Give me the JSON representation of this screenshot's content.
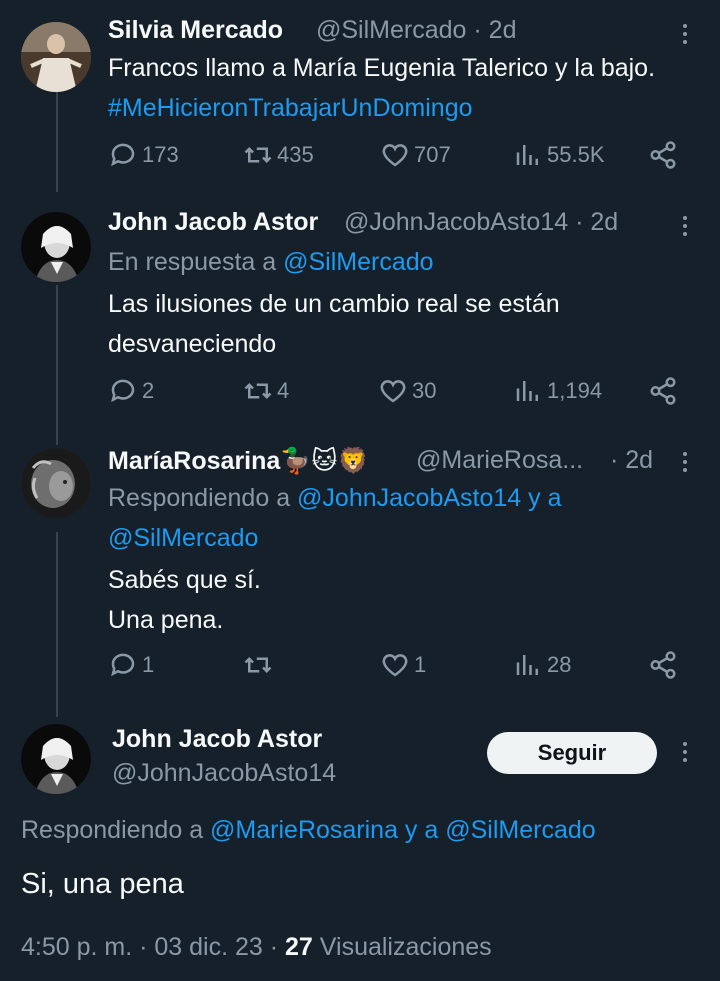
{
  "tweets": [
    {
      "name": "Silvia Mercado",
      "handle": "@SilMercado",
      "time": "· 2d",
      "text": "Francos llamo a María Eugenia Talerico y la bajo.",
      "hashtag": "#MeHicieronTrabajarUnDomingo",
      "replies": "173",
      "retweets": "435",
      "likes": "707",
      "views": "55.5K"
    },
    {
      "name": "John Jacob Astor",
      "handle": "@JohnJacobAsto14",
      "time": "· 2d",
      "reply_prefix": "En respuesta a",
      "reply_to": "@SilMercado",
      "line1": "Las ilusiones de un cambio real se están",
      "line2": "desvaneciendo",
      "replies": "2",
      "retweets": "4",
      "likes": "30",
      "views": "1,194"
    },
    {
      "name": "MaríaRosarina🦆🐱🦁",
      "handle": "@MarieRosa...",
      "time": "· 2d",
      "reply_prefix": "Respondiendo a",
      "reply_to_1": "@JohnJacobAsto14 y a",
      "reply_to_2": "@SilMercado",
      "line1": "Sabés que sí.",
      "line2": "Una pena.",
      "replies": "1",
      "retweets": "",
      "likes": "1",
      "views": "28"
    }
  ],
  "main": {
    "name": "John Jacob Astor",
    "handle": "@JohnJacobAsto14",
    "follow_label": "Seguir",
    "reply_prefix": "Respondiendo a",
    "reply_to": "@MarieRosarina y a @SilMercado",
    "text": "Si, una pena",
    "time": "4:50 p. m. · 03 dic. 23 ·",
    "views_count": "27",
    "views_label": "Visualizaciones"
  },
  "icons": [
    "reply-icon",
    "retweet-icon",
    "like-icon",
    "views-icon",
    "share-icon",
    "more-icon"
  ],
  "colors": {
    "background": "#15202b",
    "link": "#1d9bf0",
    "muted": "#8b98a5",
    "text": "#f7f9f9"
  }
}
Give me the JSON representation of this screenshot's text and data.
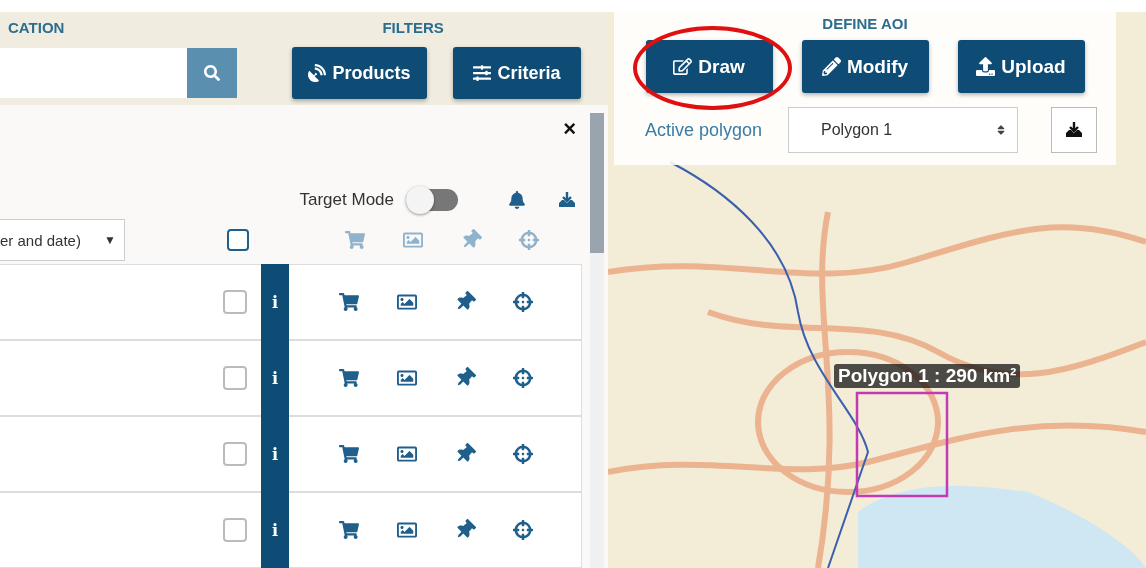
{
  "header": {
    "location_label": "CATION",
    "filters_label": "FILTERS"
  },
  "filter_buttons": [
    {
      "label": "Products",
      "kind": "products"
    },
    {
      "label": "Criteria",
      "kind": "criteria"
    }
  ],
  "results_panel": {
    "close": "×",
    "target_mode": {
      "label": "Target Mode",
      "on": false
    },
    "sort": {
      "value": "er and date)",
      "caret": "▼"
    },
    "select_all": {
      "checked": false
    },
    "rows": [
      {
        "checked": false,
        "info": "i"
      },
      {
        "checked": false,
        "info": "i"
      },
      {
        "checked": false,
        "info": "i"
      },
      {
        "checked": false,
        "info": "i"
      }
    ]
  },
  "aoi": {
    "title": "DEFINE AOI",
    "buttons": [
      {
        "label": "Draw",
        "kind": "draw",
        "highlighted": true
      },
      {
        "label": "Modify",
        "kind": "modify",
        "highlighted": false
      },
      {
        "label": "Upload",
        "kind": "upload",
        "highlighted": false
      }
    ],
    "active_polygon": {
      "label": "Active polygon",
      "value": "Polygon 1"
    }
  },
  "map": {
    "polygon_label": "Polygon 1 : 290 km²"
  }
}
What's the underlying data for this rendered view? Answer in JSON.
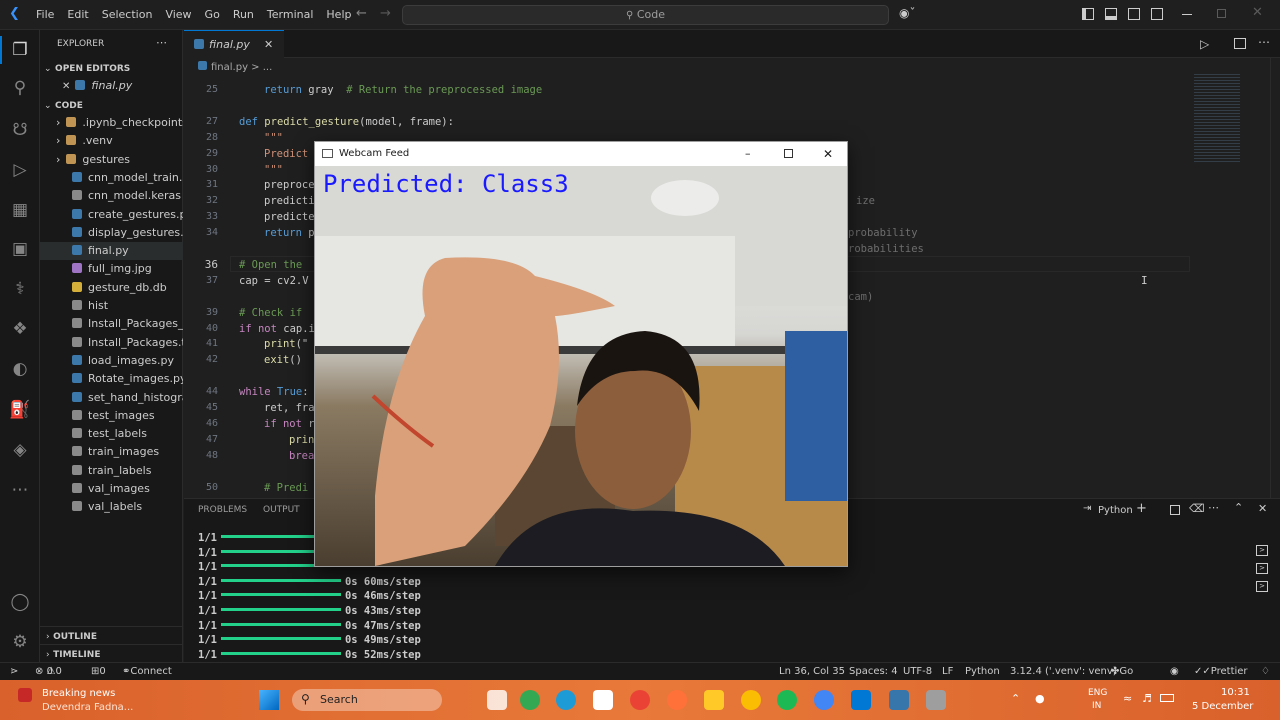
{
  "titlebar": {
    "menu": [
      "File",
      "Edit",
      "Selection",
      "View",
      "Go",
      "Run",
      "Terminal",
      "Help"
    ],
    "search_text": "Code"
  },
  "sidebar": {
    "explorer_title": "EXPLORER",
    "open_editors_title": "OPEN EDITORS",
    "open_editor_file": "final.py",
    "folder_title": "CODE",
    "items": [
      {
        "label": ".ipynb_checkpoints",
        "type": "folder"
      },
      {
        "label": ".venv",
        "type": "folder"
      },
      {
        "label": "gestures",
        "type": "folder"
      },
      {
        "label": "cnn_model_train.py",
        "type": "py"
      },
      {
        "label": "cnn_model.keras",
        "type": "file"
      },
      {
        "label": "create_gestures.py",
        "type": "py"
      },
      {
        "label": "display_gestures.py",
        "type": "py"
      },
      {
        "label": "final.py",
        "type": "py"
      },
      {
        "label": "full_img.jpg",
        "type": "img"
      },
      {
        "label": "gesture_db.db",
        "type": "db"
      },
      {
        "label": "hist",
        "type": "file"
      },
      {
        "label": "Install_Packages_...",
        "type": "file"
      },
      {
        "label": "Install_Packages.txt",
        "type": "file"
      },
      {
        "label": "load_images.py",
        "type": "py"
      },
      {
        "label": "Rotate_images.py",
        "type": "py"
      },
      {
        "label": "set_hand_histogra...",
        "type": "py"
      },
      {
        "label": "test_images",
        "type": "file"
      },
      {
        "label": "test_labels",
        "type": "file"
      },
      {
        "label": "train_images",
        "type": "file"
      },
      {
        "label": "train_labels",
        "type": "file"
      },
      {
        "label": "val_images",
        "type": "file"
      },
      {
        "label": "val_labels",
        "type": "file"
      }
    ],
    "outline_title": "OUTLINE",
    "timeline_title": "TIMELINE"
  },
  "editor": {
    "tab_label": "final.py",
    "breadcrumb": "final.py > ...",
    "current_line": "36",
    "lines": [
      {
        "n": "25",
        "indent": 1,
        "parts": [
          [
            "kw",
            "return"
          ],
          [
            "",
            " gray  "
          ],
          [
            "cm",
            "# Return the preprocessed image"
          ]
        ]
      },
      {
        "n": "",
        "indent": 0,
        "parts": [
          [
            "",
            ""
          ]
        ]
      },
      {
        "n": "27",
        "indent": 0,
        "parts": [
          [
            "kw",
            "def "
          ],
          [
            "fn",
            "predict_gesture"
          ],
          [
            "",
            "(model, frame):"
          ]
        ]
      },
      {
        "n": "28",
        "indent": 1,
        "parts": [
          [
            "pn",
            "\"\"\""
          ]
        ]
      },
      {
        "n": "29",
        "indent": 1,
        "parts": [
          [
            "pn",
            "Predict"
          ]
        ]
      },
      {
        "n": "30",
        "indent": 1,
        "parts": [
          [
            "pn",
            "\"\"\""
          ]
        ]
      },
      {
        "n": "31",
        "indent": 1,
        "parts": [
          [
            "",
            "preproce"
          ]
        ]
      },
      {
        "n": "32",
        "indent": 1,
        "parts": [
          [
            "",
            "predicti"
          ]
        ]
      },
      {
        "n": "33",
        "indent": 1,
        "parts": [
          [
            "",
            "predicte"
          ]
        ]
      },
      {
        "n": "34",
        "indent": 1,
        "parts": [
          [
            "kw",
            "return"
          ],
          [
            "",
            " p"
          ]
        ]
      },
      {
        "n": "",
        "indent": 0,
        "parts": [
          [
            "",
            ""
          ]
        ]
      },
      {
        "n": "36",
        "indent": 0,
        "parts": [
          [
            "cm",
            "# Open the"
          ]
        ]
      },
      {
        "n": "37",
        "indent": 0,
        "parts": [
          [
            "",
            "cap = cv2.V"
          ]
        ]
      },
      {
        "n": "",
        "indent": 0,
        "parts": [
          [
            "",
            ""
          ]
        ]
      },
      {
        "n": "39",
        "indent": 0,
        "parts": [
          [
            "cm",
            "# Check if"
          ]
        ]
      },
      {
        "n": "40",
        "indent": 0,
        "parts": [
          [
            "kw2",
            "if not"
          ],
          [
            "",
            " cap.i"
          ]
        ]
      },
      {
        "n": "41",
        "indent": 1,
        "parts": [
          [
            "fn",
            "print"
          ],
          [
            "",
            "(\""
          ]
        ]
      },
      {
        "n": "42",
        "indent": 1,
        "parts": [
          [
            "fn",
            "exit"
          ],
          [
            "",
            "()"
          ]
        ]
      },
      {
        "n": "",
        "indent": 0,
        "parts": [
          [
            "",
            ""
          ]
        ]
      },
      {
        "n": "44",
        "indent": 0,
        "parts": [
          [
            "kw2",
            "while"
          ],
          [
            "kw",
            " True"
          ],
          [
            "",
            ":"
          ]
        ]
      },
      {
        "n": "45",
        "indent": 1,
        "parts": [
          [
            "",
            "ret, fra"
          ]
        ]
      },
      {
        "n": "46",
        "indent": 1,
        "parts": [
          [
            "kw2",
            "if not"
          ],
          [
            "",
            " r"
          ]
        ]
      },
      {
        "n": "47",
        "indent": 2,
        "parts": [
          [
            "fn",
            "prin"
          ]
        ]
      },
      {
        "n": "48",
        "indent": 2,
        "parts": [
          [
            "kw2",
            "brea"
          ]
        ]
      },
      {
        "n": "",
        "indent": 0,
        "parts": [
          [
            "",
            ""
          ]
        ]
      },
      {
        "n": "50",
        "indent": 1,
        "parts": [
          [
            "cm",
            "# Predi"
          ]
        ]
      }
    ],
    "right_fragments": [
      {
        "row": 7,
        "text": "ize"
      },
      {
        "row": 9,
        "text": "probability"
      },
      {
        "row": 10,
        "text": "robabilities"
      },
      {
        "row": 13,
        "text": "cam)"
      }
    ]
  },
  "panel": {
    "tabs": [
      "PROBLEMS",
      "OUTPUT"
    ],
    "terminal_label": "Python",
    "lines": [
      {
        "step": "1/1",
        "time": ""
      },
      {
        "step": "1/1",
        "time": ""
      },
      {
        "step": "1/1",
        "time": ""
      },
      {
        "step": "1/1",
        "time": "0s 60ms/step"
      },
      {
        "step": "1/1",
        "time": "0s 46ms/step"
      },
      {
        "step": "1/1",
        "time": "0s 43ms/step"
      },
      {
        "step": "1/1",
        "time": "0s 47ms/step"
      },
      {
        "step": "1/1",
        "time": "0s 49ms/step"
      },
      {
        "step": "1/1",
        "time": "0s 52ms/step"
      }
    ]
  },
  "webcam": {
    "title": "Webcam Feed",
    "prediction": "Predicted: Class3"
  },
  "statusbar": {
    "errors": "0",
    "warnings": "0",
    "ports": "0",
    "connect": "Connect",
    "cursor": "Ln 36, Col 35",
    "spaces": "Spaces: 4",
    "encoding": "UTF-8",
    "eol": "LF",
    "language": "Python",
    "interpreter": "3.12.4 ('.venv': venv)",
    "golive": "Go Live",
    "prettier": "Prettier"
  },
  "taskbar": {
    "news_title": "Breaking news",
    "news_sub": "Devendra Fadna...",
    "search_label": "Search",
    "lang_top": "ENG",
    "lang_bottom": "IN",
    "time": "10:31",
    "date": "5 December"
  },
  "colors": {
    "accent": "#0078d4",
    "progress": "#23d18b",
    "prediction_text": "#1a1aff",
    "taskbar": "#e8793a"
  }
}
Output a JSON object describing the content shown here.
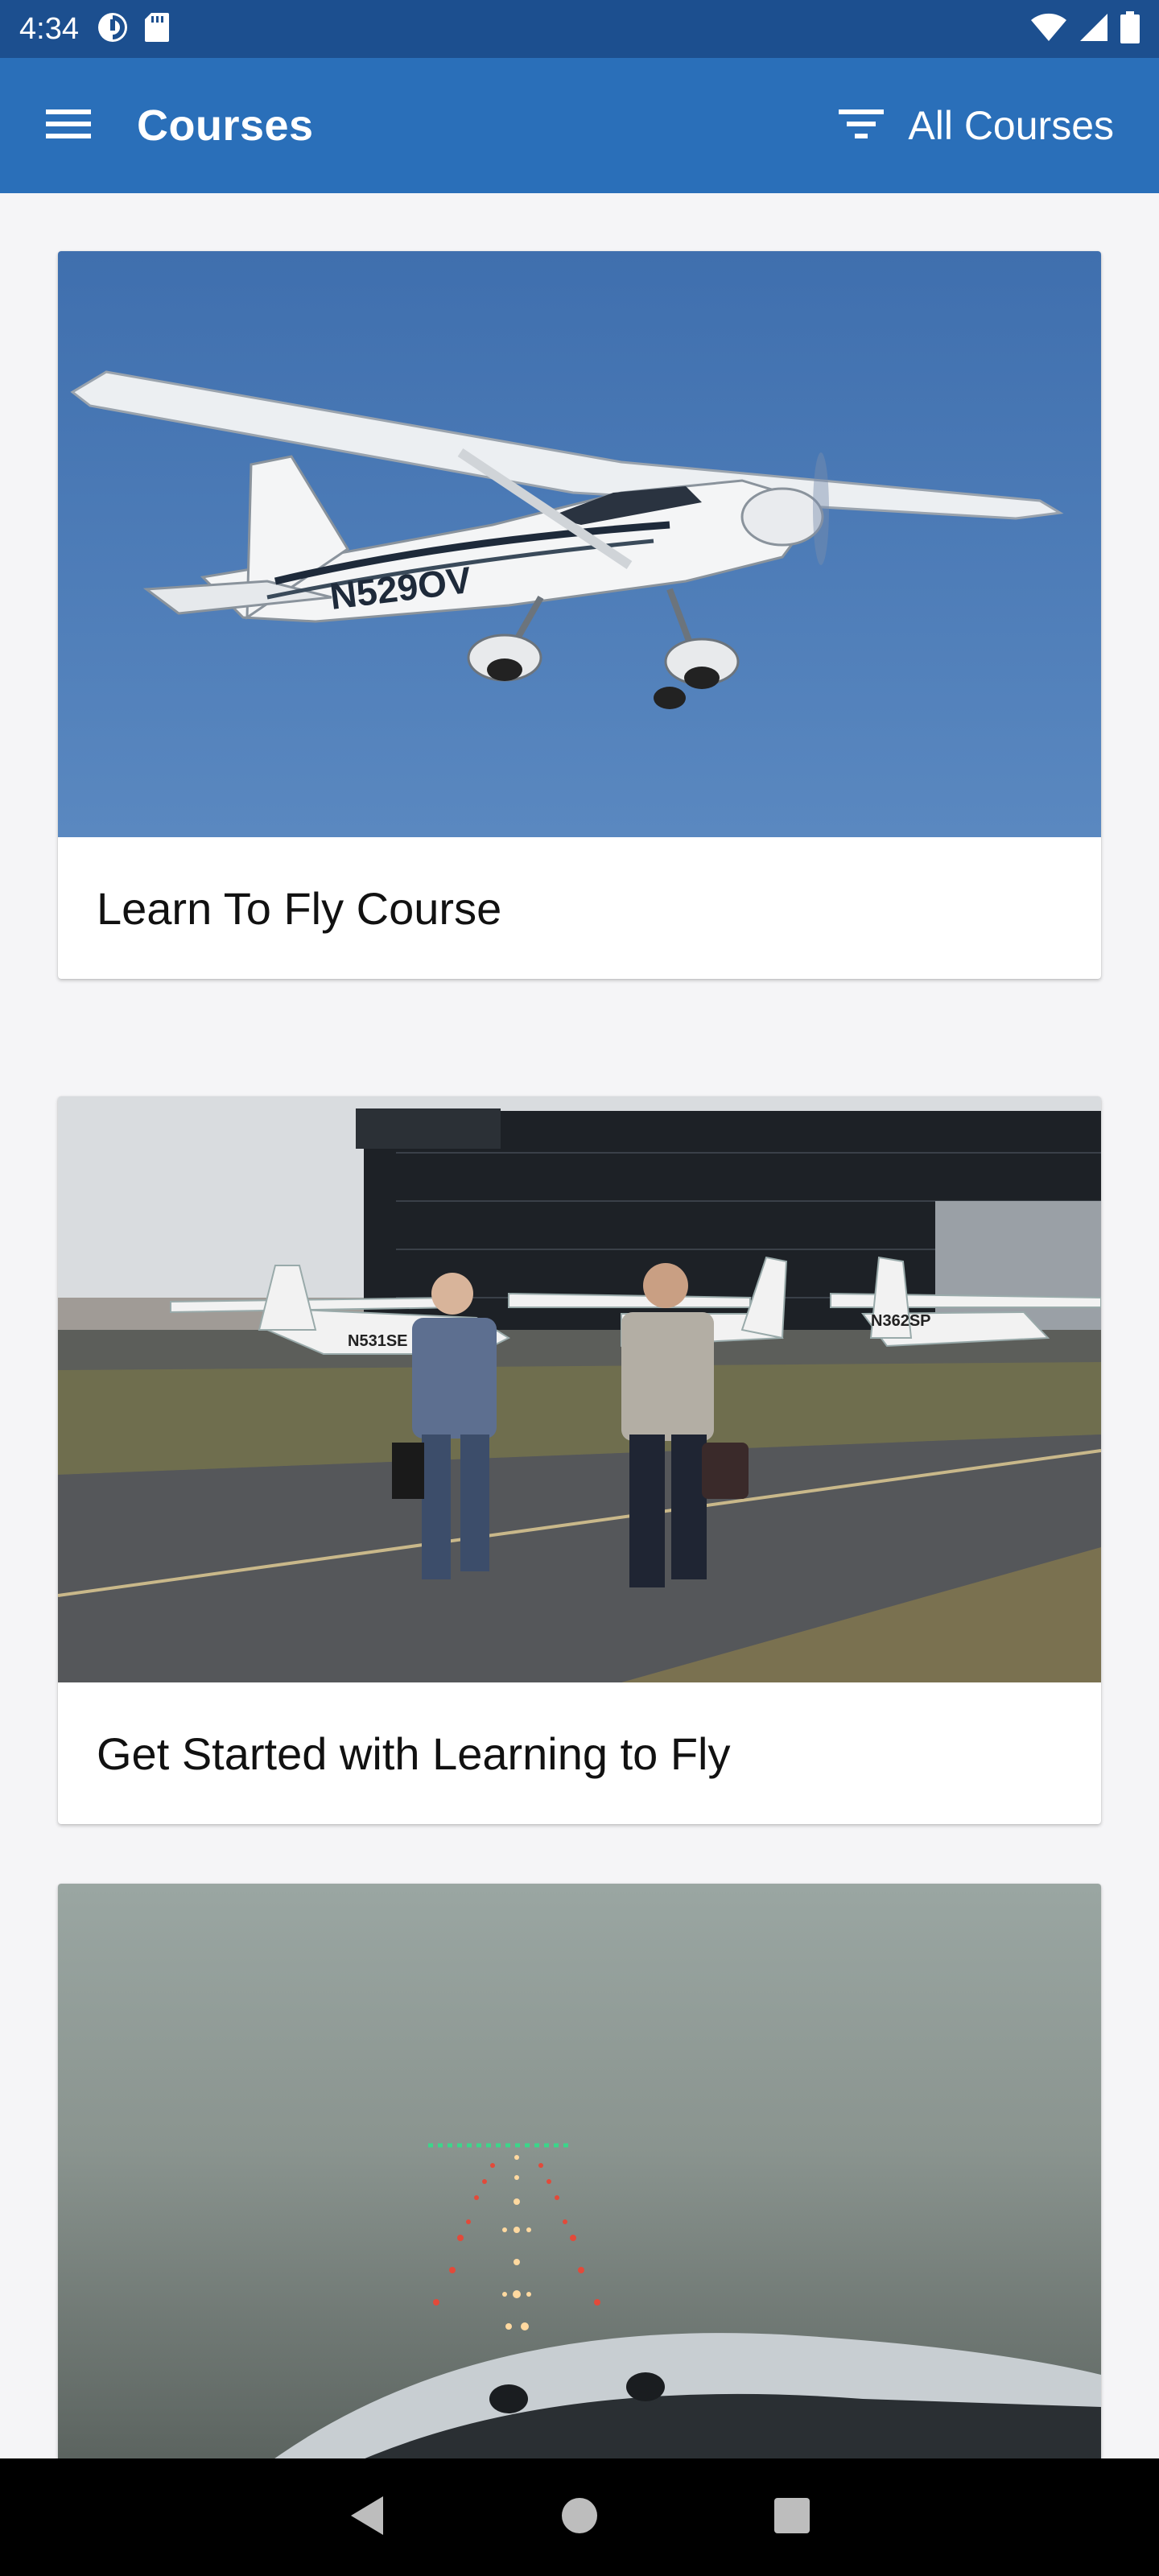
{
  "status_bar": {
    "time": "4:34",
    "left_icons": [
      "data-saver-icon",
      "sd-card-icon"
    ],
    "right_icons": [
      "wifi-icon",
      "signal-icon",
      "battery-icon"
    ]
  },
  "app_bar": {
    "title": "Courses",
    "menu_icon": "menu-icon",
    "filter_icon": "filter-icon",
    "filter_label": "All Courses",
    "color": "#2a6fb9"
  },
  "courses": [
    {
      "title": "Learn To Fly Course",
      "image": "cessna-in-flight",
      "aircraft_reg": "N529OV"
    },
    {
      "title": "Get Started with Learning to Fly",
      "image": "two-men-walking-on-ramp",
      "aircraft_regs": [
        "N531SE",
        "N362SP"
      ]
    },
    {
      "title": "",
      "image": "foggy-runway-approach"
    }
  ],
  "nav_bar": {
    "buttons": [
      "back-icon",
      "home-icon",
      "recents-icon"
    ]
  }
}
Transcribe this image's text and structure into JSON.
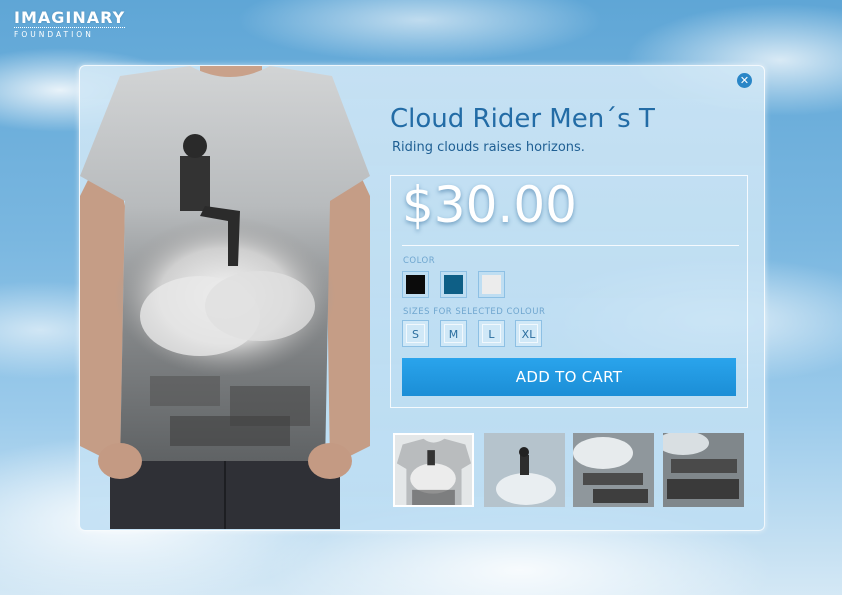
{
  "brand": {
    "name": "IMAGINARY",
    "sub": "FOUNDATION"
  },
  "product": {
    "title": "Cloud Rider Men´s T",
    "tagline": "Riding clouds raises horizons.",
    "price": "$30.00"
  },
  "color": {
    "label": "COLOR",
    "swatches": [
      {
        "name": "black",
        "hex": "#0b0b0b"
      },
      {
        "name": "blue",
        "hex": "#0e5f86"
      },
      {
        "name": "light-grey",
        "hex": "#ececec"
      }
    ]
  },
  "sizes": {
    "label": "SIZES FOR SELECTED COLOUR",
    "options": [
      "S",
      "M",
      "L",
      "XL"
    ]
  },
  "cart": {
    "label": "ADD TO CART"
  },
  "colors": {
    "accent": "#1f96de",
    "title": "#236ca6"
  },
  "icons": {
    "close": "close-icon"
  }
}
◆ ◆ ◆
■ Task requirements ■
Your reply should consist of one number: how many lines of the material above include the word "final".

■ Exercise answer ■
4